#### [Assignment]
Find each line below that includes "JSON", then copy it.

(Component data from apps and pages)
------

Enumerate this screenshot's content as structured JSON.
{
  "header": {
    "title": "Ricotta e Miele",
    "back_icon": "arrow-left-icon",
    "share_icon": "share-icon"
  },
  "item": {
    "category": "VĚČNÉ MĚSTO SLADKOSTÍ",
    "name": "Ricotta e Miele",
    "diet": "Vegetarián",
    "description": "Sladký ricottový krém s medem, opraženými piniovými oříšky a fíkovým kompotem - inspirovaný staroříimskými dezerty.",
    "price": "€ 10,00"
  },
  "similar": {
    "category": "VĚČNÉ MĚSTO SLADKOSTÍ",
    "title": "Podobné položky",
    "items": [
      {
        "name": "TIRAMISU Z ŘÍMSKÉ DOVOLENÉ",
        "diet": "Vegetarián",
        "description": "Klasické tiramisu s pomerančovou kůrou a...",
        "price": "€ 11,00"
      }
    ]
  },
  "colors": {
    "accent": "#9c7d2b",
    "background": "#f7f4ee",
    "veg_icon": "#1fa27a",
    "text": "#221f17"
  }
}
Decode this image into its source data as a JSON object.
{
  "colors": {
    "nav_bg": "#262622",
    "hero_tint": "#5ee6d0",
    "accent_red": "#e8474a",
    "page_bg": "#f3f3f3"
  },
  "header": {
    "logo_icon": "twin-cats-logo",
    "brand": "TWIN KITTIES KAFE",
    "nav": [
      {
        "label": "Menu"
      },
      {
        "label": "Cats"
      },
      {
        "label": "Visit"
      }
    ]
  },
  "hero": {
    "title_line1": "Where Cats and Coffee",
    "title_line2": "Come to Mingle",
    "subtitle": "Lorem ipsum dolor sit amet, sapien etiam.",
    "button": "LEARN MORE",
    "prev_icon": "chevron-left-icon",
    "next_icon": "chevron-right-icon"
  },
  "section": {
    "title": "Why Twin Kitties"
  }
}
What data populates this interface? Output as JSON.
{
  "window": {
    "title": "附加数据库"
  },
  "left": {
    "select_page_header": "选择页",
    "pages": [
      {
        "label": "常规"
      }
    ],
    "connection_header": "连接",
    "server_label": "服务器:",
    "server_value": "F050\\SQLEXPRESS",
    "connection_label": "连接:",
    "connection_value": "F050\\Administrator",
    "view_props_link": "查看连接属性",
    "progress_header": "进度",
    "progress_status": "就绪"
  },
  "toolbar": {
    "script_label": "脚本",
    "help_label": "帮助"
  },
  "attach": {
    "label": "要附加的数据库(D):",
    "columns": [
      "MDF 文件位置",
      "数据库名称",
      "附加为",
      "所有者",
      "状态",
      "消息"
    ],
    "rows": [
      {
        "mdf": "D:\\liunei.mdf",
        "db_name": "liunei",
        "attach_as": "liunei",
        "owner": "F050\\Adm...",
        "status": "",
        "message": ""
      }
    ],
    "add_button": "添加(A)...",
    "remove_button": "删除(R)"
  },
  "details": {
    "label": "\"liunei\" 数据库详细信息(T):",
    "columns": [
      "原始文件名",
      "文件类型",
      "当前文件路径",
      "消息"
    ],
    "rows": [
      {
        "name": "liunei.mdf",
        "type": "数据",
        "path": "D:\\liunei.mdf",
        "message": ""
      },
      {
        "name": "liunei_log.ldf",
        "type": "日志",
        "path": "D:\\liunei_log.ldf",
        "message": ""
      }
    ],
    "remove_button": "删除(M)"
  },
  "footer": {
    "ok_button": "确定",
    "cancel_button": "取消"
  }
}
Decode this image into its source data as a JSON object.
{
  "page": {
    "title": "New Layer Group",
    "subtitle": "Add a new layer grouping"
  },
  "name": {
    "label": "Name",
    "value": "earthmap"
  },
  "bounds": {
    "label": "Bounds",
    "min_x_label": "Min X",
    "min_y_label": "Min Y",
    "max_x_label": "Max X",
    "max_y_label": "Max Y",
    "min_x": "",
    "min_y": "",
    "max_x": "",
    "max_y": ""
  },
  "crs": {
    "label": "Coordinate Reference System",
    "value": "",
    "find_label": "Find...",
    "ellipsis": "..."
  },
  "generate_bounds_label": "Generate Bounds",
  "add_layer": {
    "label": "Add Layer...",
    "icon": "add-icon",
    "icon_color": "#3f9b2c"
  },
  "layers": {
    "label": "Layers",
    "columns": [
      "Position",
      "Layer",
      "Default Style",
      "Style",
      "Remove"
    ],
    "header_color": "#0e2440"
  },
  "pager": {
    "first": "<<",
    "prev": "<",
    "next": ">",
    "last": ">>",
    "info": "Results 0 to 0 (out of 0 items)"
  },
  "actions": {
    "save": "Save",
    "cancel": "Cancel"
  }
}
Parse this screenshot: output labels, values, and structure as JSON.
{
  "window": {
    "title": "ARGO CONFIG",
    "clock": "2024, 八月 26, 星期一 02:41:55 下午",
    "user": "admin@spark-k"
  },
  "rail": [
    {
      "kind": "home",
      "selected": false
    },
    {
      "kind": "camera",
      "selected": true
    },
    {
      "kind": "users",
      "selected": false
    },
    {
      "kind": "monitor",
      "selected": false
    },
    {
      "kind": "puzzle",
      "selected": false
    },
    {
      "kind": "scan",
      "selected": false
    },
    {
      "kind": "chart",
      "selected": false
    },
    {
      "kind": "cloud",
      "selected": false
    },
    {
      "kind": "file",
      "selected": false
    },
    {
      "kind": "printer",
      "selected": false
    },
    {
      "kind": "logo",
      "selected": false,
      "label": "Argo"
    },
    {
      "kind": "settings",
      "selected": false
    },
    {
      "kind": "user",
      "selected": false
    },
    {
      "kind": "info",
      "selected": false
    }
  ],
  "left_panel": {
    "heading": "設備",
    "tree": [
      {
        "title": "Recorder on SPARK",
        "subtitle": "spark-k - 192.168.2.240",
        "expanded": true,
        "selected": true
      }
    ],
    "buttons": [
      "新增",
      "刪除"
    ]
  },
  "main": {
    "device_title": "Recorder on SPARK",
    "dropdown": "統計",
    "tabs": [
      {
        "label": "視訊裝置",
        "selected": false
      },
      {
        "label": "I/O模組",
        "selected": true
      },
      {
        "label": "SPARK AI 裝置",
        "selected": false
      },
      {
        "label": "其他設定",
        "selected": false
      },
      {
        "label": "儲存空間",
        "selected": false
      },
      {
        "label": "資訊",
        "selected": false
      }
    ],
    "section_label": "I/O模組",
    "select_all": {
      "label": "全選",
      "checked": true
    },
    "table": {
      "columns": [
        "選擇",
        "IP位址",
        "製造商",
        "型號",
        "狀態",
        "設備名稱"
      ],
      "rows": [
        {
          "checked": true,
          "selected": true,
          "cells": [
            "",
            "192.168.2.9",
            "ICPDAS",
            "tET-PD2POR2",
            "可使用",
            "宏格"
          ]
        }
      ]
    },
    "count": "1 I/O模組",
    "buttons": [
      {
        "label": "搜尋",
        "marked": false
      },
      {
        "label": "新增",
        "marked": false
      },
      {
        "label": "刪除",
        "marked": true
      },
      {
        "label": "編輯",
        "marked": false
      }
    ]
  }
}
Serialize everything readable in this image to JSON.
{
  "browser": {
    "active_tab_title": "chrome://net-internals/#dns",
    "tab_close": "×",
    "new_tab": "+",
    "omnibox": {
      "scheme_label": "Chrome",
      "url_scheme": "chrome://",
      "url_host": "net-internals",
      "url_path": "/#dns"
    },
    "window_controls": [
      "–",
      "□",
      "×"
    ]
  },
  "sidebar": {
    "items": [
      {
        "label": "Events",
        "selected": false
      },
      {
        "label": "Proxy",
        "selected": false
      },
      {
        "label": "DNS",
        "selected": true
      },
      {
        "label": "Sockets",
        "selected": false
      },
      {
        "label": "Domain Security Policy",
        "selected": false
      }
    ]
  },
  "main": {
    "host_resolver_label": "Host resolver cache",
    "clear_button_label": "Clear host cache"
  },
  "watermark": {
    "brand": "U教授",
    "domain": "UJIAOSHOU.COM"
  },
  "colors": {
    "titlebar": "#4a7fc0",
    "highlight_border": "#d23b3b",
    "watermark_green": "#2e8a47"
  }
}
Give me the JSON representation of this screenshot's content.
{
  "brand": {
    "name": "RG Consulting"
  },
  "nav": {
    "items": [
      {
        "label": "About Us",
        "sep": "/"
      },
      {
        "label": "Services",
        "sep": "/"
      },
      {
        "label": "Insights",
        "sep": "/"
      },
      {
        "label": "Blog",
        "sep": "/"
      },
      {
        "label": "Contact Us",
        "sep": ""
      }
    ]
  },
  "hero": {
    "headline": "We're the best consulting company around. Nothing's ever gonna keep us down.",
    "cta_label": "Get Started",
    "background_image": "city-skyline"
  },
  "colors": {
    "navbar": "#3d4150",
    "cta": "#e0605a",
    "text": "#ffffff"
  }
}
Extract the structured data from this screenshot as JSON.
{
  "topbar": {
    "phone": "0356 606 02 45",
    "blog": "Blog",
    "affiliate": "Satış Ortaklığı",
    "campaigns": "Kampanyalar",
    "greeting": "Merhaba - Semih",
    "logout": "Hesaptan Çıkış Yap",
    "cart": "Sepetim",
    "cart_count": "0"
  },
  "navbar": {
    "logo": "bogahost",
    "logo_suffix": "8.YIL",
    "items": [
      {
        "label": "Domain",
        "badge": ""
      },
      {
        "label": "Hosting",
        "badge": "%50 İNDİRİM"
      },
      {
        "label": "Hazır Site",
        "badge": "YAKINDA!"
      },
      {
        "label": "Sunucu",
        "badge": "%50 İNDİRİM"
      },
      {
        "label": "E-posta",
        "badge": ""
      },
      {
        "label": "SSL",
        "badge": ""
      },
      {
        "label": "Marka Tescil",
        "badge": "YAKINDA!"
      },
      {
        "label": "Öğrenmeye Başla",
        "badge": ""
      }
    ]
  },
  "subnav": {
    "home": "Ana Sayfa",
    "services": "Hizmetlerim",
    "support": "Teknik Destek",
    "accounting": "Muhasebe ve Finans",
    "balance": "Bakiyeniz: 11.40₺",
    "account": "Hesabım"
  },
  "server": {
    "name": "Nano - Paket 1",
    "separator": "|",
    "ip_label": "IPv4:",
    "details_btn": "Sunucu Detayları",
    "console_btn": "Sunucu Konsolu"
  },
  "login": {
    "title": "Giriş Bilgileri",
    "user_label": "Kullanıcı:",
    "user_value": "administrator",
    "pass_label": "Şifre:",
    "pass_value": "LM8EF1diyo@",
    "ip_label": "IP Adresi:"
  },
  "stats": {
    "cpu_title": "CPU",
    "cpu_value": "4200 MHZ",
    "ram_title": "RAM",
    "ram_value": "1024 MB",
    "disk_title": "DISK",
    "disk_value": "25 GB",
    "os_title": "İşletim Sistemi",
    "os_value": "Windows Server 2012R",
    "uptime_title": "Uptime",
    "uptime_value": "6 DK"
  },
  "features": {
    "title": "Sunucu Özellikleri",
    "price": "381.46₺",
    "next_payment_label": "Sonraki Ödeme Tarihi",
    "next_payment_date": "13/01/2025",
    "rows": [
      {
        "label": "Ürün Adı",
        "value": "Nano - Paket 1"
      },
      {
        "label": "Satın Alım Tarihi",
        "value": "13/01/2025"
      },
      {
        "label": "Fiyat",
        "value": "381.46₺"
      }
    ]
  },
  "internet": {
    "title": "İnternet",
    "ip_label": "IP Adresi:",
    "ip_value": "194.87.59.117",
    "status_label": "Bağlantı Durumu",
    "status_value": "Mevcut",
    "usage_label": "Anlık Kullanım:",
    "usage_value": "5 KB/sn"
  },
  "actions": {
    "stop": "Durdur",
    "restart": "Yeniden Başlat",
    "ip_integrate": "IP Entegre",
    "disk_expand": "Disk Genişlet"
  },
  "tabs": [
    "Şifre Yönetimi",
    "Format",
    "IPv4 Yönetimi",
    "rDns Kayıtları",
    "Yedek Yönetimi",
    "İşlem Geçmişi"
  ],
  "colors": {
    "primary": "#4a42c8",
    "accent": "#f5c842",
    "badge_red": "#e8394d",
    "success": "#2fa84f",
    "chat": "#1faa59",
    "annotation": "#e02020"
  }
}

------

#### [Finished task]
Enumerate this screenshot's content as structured JSON.
Decode this image into its source data as a JSON object.
What data populates this interface? Output as JSON.
Decode this image into its source data as a JSON object.
Parse this screenshot: output labels, values, and structure as JSON.
Serialize everything readable in this image to JSON.
Give me the JSON representation of this screenshot's content.
Extract the structured data from this screenshot as JSON.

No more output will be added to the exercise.